These mutations are more common in people with lung cancer who are female or who have never smoked, Dr. Ronald Natale, director of the Lung Cancer Clinical Research Institute at the Cedars-Sinai Medical Center, told SurvivorNet.
Dr. Ronald Natale on targeted therapy for lung cancer
These drugs have had success in prolonging the time that the cancer does not worsen, both alone and in combination with chemotherapy and immunotherapy. If the cancer does develop resistance to the drug, alternative treatments are then considered.
On Friday, the FDA approved a new treatment for people with lung cancer that is particularly resistant to treatment because it contains a genetic mutation called KRAS. The Food and Drug Administration (FDA) approved a drug called sotorasib (brand name: Lumakras) for lung cancer patients whose tumors have a mutation called KRAS G12C and whose cancer has spread even after treatment with chemotherapy or other medications.

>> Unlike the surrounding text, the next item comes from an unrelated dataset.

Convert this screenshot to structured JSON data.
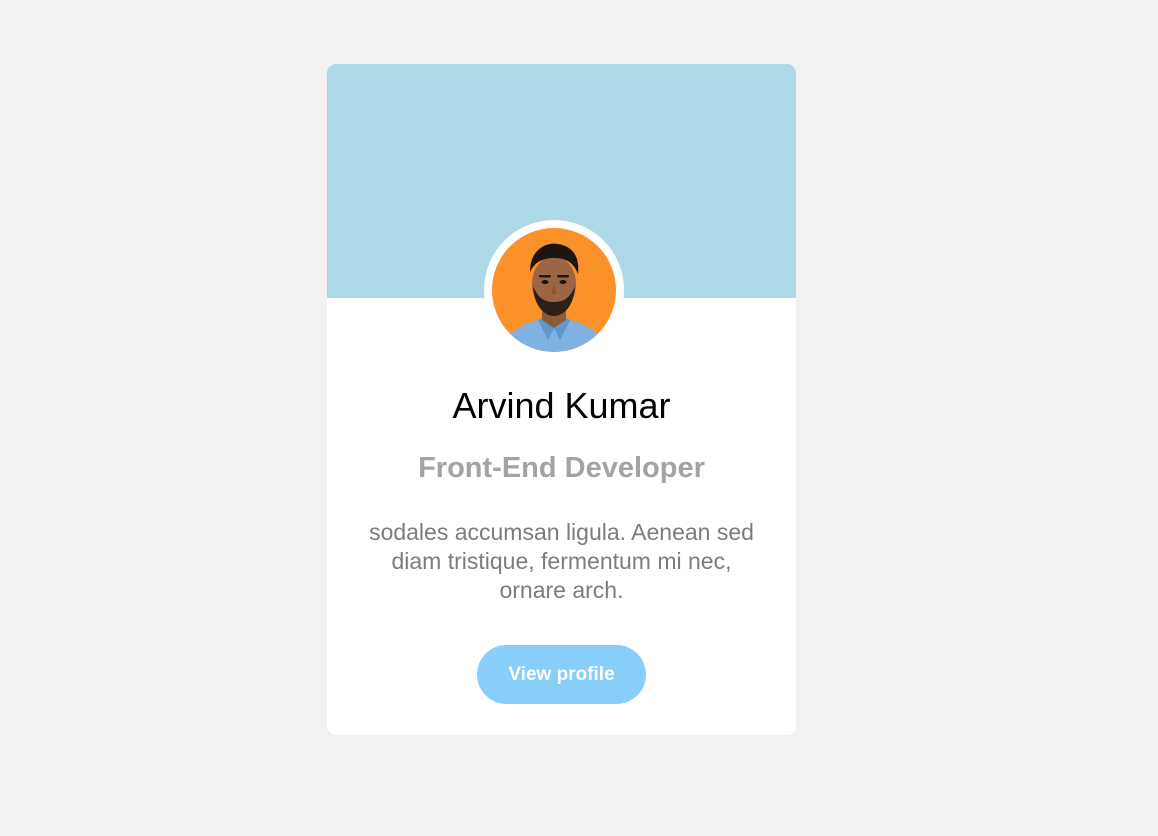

Coping with a Diagnosis
Getting a cancer diagnosis of a late-stage cancer can be challenging. But there are resources out there to help cope with the complicated emotions that may result from a diagnosis.
Some people experience grief, depression, and anxiety after a cancer diagnosis. Therapy, support groups, and other formal resources can be a helpful way to process this new reality. Camila Legaspi was in high school when she lost her mom to breast cancer, and she credits therapy with saving her, and seeing her through that rough period. In a previous interview, Legaspi says, “Embrace the situation as best as you can, because the reality is … that it sucks.”
“I was dealing with some really intense anxiety and depression at that point,” she says. “It just changed my life because I was so drained by all the negativity that was going on. Going to a therapist helped me realize that there was still so much out there for me … that I still had my family, that I still had my siblings.”